On the technicals, Rosie sees a possible break through all the way to 1,200: “That is an observation, not a forecast, by the way. Back when we hit that level last fall, it was a glass-half-empty feeling of being down 20% from the highs; this time around it is a cause for celebrating an 80% move off the lows!”

In the fund flow camp, he points out that after the sideways action for the past three weeks, the break out was precipitated by only the second net 2009 inflow in mutual funds of $12 billion. “The initial source of buying power in March was the dramatic short-covering and pension fund rebalancing.” Now, it is the retail investor keeping the rally alive, as he is transfixed by the cheerleading puppets on CNBC. The vicious cycle would pressure the predominantly bearish fund managers (60% seeing the move off the lows as a bear market rally, and 5% buying into the V-shaped recovery concept) to chase performance, implying high “odds of a further melt-up.”

Indeed, the market technicals make this chart of the S&P 500 look unstoppable:

S&P 500 6-2

The upswings since March have been on high volume (with the declines on relatively lower volume), and the index recently broke through the 200-day moving average, which has been a source of resistance since December 2007.

The market’s valuation on the other hand, is very overbought:

In a nutshell, David doesn’t see the S&P $75 earnings, based on a bond implied 12.5x multiple, as achievable until 2013 at the earliest. And he concludes “Look at this way — we are going to be hard-pressed to see operating EPS much better than $43 this year. A ‘normal’ first-year earnings bounce is 20%, and again this is being generous, but that would leave us with $52 EPS for 2010. We give that prospect very little chance of occurring, and we have some difficulty with the stock market going ahead and pricing in an earnings profile that is likely four or more years away from occurring.

Rationalizing the move upward is almost impossible, since this rally is founded on sentiment derived from the fear of being left behind…By institutional investors! From Minyanville:

Portfolio managers are evaluated based on their performance relative to their benchmark. Most institutional managers are still overweight cash and underweight equities…Perhaps even more importantly, virtually everybody that has cash right now is underperforming on a year-to-date basis. Remember that the S&P 500 started the year at 903…Most of these managers aren’t bullish on the market, but at this point, it doesn’t matter what they think. Getting long equities is a matter of job preservation.

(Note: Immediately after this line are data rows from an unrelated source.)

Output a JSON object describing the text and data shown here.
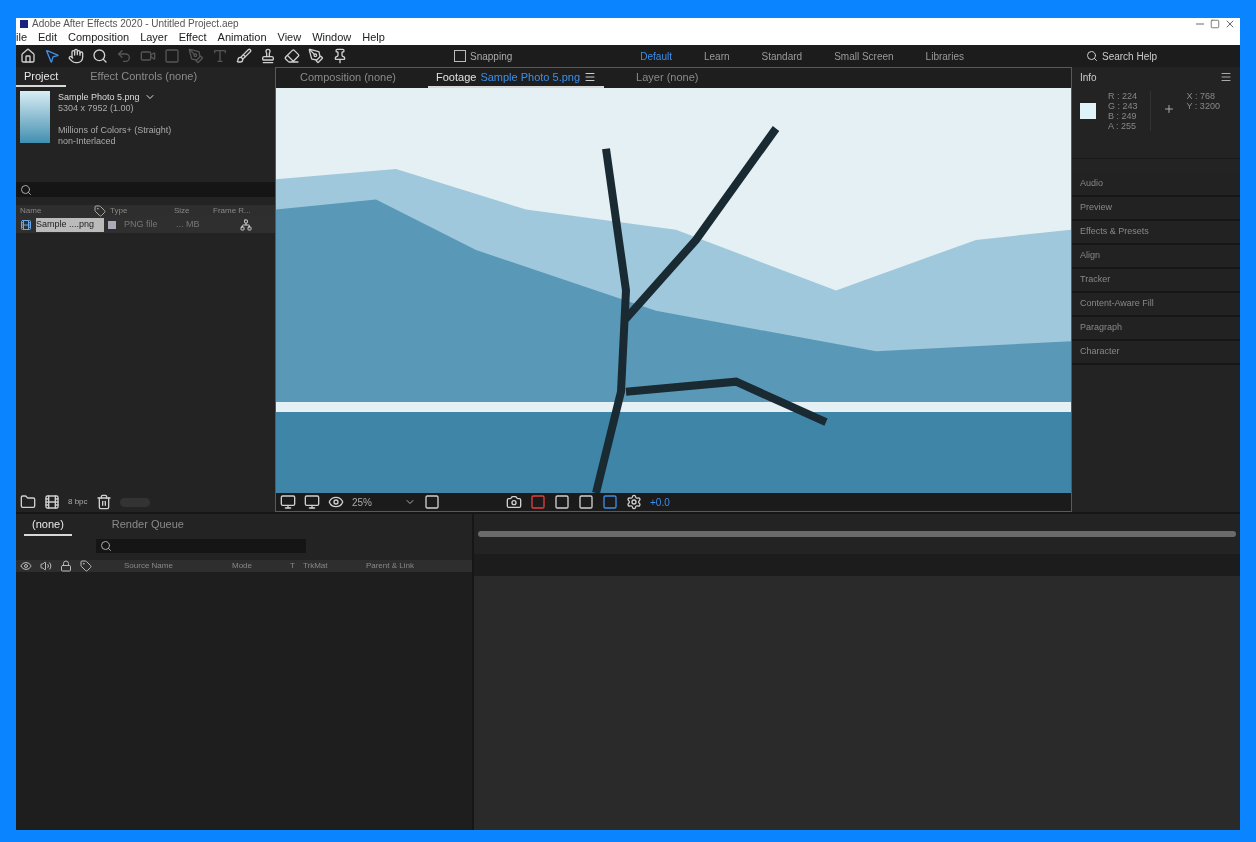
{
  "window": {
    "title": "Adobe After Effects 2020 - Untitled Project.aep"
  },
  "menu": [
    "ile",
    "Edit",
    "Composition",
    "Layer",
    "Effect",
    "Animation",
    "View",
    "Window",
    "Help"
  ],
  "toolbar": {
    "snapping": {
      "label": "Snapping",
      "checked": false
    }
  },
  "workspaces": [
    {
      "label": "Default",
      "selected": true
    },
    {
      "label": "Learn",
      "selected": false
    },
    {
      "label": "Standard",
      "selected": false
    },
    {
      "label": "Small Screen",
      "selected": false
    },
    {
      "label": "Libraries",
      "selected": false
    }
  ],
  "search_help": {
    "placeholder": "Search Help"
  },
  "project_panel": {
    "tabs": [
      {
        "label": "Project",
        "selected": true
      },
      {
        "label": "Effect Controls (none)",
        "selected": false
      }
    ],
    "preview": {
      "name": "Sample Photo 5.png",
      "lines": [
        "5304 x 7952 (1.00)",
        "Millions of Colors+ (Straight)",
        "non-Interlaced"
      ]
    },
    "columns": [
      "Name",
      "Type",
      "Size",
      "Frame R..."
    ],
    "rows": [
      {
        "name": "Sample ....png",
        "type": "PNG file",
        "size": "... MB",
        "selected": true
      }
    ],
    "bit_depth": "8 bpc"
  },
  "viewer": {
    "tabs": [
      {
        "label": "Composition (none)",
        "selected": false
      },
      {
        "label": "Sample Photo 5.png",
        "prefix": "Footage",
        "selected": true
      },
      {
        "label": "Layer (none)",
        "selected": false
      }
    ],
    "zoom": "25%",
    "exposure": "+0.0"
  },
  "info_panel": {
    "title": "Info",
    "channels": [
      "R : 224",
      "G : 243",
      "B : 249",
      "A : 255"
    ],
    "coords": [
      "X : 768",
      "Y : 3200"
    ],
    "color": "#e0f3f9"
  },
  "side_panels": [
    "Audio",
    "Preview",
    "Effects & Presets",
    "Align",
    "Tracker",
    "Content-Aware Fill",
    "Paragraph",
    "Character"
  ],
  "timeline": {
    "tabs": [
      {
        "label": "(none)",
        "selected": true
      },
      {
        "label": "Render Queue",
        "selected": false
      }
    ],
    "columns": [
      "Source Name",
      "Mode",
      "T",
      "TrkMat",
      "Parent & Link"
    ]
  }
}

That’s very well put…if they cashed out near the bottom, they have no choice but to chase the rally up. He goes on to point out that institutional fund managers (mutual funds, hedge funds, or general financial advisors) handle a great deal of money, and therefore cannot simply buy or sell all at once – it takes much longer to establish/unwind positions, making their operation less liquid. In essence, the shift in allocation from bonds to equities is moving the market due to the magnitude of the cash flow.

Finally, the long-term fundamentals illustrate a more precarious conviction, since the broader economy doesn’t point to the “green shoots” sprouting too quickly:

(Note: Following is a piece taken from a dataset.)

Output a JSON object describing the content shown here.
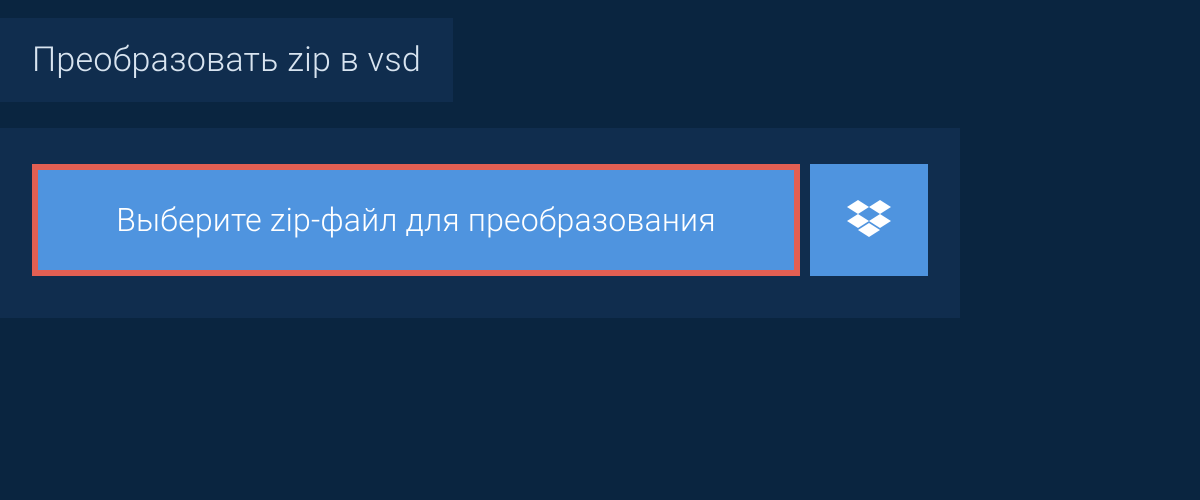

The much more ominous questions of unemployment and consumer savings are still on the table, and painting a much bleaker economic bleaker picture. In Rosie’s words: “The really big story is that the fiscal stimulus is assisting in the household balance sheet repair process, but is not really doing much to spur consumer spending — highlighted by the rise in the personal savings rate to a 15-year high of 5.7% from 4.5% in March and zero a year ago — never before has the savings rate risen so far over a 12-month span. Note that the post-WWII high in the savings rate is 14.6% and that is where I believe we are heading. Despite the conventional wisdom, this is highly deflationary.” As for unemployment: “Nothing is as important to the inflation backdrop as the labor market — wages/salaries/benefits are seven times more powerful in determining the corporate pricing structure.” And the labor market, at least until the latest batch of however adjusted data, is not showing any relief whatsoever.

A tug of war between market barometers indeed…